The one song that I play over and over is a song of love. The kind of love that normal human beings will never experience. I ask my aunt the meaning of each and every word, hoping she will give me a context. She answers all my questions, without ever giving a context. I end up making my meaning for that song.


It is a song that is the epitome of being in love; of the expression of love.

I dare not translate this song, like anything else that I dare not translate. So I Googled the “translation” of this song. I made a few edits, and here is what I can offer you as the essence. But, what follows is so much less than what the song is all about.

All the directions seem foggy on such an evening
As the moon is rising in the sky…
On this lovely moon night my sweetheart is with me
And my emotions are overwhelmed

Both of us are speechless in a sweet puzzlement
Like confluence of rivers, (we have) become one
The air is filled with the fragrance of “Raat-Ranee” flowers
And the flowers of love are blossoming
Can hear the romantic songs play
Even though there are no words in the song

Unknowingly we are tinted with evening glow
By playing the strings in heart …
By singing the duet and by becoming one
Let us show our true love …
By becoming one; let’s show our love
The romantic picture is visible in impressive colour combination
Even though there is no paintbrush.

All the directions seem foggy on such an evening
As the moon is rising in the sky…
On this lovely moon night my sweetheart is with me
And my emotions are overwhelmed

And the only reason I add this translation, is that some of my readers will not understand Marathi. The translation you see above does less than 1% justification to the intent and feel of the song that you heard. Yet, I hope, you all can feel the same sense of pure love that I feel when I listen to this song.

I am proud that I am born into a family that descends from great artists, poets, warriors, and administrators; it is unfortunate that my English education distances me from my heritage.

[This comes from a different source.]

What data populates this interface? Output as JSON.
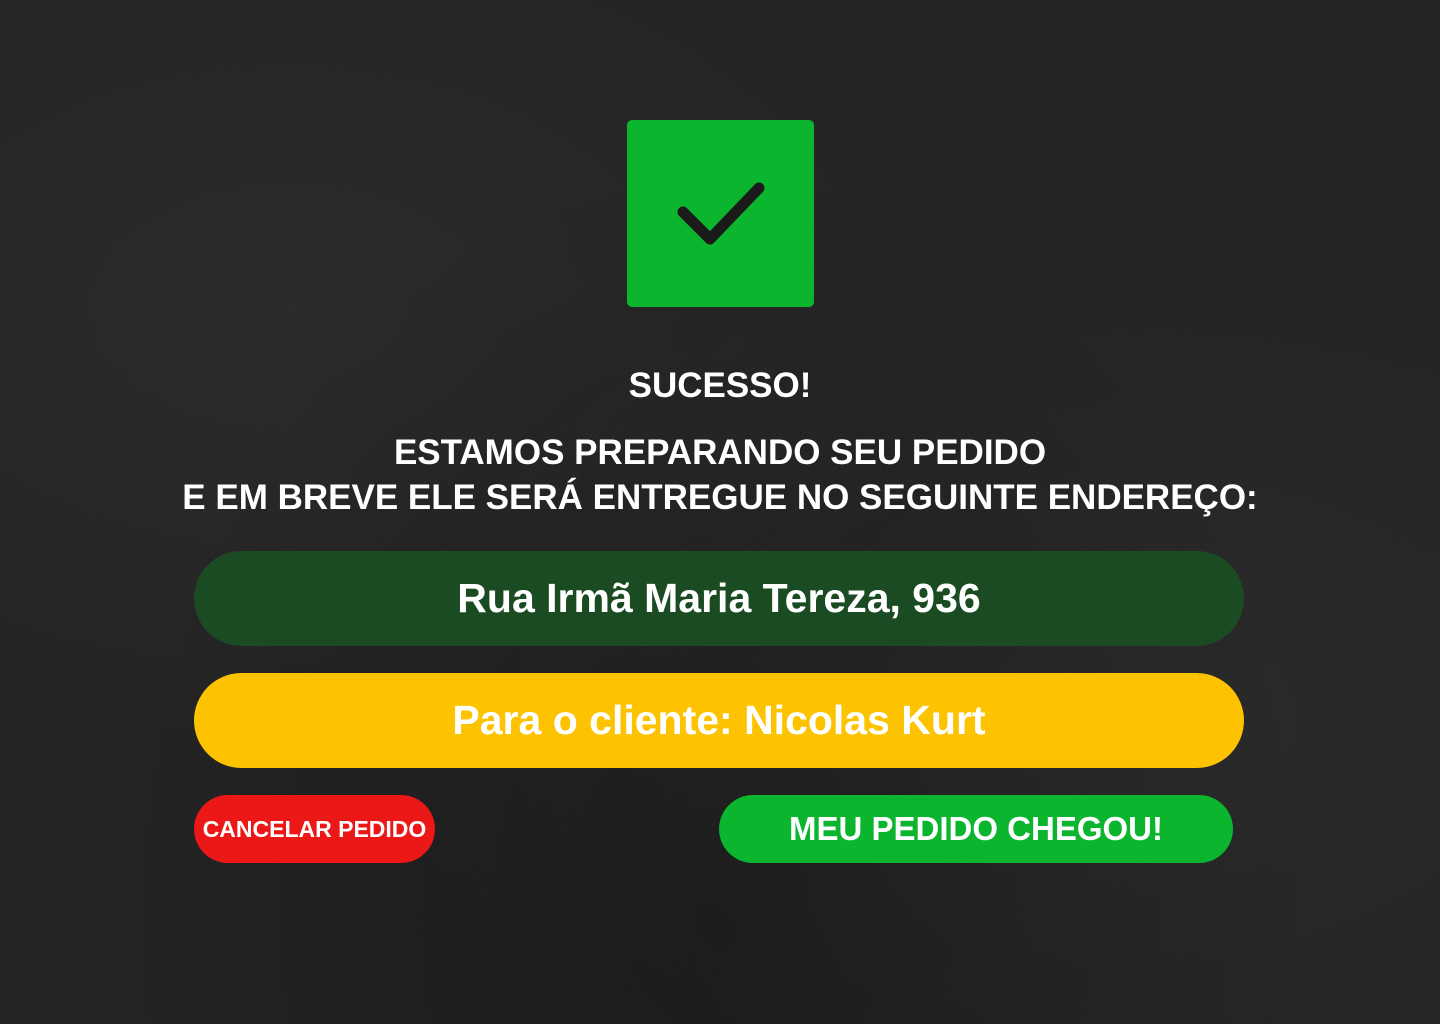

It’s late, but I am making amends.

Paul, I have to thank you for this meme. You are extracting some amazing stories.